Task instructions: What is needed is a word-for-word restatement of all the entries.

Available records:
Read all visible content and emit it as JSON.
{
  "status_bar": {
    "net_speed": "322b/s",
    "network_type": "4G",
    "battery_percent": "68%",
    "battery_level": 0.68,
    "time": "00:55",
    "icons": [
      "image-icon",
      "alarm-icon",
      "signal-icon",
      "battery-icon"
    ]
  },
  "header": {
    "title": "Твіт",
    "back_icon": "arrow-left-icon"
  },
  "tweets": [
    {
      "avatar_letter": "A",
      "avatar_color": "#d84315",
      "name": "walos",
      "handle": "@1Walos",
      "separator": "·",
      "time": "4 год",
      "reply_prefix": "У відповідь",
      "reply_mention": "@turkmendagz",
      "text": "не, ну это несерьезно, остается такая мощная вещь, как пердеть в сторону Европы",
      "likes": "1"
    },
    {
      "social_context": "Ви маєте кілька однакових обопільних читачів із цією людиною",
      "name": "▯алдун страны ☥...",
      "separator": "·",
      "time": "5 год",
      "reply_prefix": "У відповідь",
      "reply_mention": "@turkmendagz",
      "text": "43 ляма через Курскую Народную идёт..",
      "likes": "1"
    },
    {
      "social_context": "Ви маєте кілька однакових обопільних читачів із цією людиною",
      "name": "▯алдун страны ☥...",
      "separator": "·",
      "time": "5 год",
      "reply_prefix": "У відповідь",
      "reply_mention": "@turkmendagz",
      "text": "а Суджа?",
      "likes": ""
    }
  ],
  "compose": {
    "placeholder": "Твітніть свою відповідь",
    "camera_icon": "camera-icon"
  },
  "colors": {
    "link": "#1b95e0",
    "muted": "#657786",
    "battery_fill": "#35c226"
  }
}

Exercise result:
Read all visible content and emit it as JSON.
{
  "status_bar": {
    "net_speed": "322b/s",
    "network_type": "4G",
    "battery_percent": "68%",
    "battery_level": 0.68,
    "time": "00:55",
    "icons": [
      "image-icon",
      "alarm-icon",
      "signal-icon",
      "battery-icon"
    ]
  },
  "header": {
    "title": "Твіт",
    "back_icon": "arrow-left-icon"
  },
  "tweets": [
    {
      "avatar_letter": "A",
      "avatar_color": "#d84315",
      "name": "walos",
      "handle": "@1Walos",
      "separator": "·",
      "time": "4 год",
      "reply_prefix": "У відповідь",
      "reply_mention": "@turkmendagz",
      "text": "не, ну это несерьезно, остается такая мощная вещь, как пердеть в сторону Европы",
      "likes": "1"
    },
    {
      "social_context": "Ви маєте кілька однакових обопільних читачів із цією людиною",
      "name": "▯алдун страны ☥...",
      "separator": "·",
      "time": "5 год",
      "reply_prefix": "У відповідь",
      "reply_mention": "@turkmendagz",
      "text": "43 ляма через Курскую Народную идёт..",
      "likes": "1"
    },
    {
      "social_context": "Ви маєте кілька однакових обопільних читачів із цією людиною",
      "name": "▯алдун страны ☥...",
      "separator": "·",
      "time": "5 год",
      "reply_prefix": "У відповідь",
      "reply_mention": "@turkmendagz",
      "text": "а Суджа?",
      "likes": ""
    }
  ],
  "compose": {
    "placeholder": "Твітніть свою відповідь",
    "camera_icon": "camera-icon"
  },
  "colors": {
    "link": "#1b95e0",
    "muted": "#657786",
    "battery_fill": "#35c226"
  }
}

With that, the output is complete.